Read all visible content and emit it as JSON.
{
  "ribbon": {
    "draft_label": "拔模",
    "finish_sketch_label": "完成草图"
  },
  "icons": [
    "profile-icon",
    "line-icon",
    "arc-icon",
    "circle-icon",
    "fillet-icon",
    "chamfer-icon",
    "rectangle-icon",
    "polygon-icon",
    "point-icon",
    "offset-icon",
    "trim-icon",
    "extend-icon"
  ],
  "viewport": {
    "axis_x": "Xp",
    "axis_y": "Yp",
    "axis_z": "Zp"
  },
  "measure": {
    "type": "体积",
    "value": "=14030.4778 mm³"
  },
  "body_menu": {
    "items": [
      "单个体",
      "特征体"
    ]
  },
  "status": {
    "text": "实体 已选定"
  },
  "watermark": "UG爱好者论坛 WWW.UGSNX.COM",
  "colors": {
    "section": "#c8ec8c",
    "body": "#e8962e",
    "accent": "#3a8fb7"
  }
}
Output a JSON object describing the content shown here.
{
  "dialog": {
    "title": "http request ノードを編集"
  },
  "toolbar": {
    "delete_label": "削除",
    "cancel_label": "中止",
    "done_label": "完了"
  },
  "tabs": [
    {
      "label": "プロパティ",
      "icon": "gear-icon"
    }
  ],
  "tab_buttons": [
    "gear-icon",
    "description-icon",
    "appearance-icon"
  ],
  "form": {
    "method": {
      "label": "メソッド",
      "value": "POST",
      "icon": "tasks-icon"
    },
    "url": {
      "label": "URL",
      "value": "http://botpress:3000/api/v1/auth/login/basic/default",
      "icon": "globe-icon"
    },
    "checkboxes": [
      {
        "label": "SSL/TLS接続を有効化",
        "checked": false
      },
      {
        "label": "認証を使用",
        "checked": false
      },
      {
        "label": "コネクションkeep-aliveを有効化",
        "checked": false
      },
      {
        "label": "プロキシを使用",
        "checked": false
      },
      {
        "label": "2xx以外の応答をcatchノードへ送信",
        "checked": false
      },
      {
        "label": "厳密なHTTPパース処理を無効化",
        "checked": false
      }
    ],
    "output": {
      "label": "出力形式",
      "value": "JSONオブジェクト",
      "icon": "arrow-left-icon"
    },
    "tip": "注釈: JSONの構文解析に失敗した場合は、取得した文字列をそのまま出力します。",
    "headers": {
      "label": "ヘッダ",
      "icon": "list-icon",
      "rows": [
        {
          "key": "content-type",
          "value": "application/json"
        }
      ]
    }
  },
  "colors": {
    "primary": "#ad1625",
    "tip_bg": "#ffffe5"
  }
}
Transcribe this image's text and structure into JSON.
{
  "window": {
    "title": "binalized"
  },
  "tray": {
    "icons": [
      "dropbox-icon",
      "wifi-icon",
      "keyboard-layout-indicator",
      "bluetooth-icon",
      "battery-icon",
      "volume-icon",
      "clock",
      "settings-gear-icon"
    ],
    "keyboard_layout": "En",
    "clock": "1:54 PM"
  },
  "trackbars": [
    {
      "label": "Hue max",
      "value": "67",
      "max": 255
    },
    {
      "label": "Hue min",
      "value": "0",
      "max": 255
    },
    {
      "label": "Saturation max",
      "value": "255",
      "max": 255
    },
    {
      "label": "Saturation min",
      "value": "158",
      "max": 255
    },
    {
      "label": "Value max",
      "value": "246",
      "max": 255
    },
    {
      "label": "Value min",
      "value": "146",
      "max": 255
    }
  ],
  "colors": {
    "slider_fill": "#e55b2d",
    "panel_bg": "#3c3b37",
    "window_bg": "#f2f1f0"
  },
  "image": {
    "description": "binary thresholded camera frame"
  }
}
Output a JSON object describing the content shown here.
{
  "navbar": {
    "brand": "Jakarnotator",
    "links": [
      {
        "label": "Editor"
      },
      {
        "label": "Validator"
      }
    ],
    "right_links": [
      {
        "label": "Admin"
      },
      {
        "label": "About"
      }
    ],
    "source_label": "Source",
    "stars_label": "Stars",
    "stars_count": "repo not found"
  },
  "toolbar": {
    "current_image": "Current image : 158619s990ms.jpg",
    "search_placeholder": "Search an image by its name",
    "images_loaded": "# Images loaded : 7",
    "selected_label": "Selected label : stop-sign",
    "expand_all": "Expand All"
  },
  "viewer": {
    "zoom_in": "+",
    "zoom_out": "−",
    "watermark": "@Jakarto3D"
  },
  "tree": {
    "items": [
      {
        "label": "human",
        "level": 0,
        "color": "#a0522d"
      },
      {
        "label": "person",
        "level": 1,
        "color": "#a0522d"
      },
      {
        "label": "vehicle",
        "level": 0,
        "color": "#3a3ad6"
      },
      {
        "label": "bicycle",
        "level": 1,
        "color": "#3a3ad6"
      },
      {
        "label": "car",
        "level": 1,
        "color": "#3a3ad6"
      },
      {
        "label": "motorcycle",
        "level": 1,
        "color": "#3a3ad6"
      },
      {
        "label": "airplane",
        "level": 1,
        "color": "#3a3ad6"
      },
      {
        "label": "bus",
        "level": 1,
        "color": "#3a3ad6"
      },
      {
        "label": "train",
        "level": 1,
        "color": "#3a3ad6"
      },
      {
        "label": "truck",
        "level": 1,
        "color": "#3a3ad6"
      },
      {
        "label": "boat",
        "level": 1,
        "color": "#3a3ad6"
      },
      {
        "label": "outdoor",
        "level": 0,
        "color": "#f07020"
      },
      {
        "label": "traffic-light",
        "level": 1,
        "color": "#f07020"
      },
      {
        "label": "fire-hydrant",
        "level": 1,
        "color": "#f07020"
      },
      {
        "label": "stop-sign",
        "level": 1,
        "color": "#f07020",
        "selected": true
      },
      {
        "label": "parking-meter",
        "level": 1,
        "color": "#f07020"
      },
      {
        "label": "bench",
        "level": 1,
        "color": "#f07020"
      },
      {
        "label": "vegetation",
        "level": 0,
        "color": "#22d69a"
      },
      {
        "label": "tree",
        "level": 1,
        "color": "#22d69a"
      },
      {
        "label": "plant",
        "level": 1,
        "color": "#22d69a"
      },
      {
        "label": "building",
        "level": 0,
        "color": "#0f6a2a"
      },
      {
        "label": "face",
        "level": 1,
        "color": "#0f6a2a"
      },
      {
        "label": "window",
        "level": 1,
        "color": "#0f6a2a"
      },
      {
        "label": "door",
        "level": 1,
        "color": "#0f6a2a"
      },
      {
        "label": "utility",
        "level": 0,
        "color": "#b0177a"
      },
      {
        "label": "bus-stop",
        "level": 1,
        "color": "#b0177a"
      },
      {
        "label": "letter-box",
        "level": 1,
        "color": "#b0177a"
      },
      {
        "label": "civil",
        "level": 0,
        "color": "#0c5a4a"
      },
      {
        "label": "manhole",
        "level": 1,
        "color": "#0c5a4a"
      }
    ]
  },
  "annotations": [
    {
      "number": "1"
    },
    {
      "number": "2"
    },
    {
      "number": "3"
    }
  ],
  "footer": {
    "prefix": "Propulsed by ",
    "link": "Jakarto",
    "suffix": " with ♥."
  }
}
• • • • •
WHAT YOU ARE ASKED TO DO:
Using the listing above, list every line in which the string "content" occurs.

ANSWER SECTION:
Read all visible content and emit it as JSON.
Output a JSON object describing the content shown here.
          "key": "content-type",
Output a JSON object describing the content shown here.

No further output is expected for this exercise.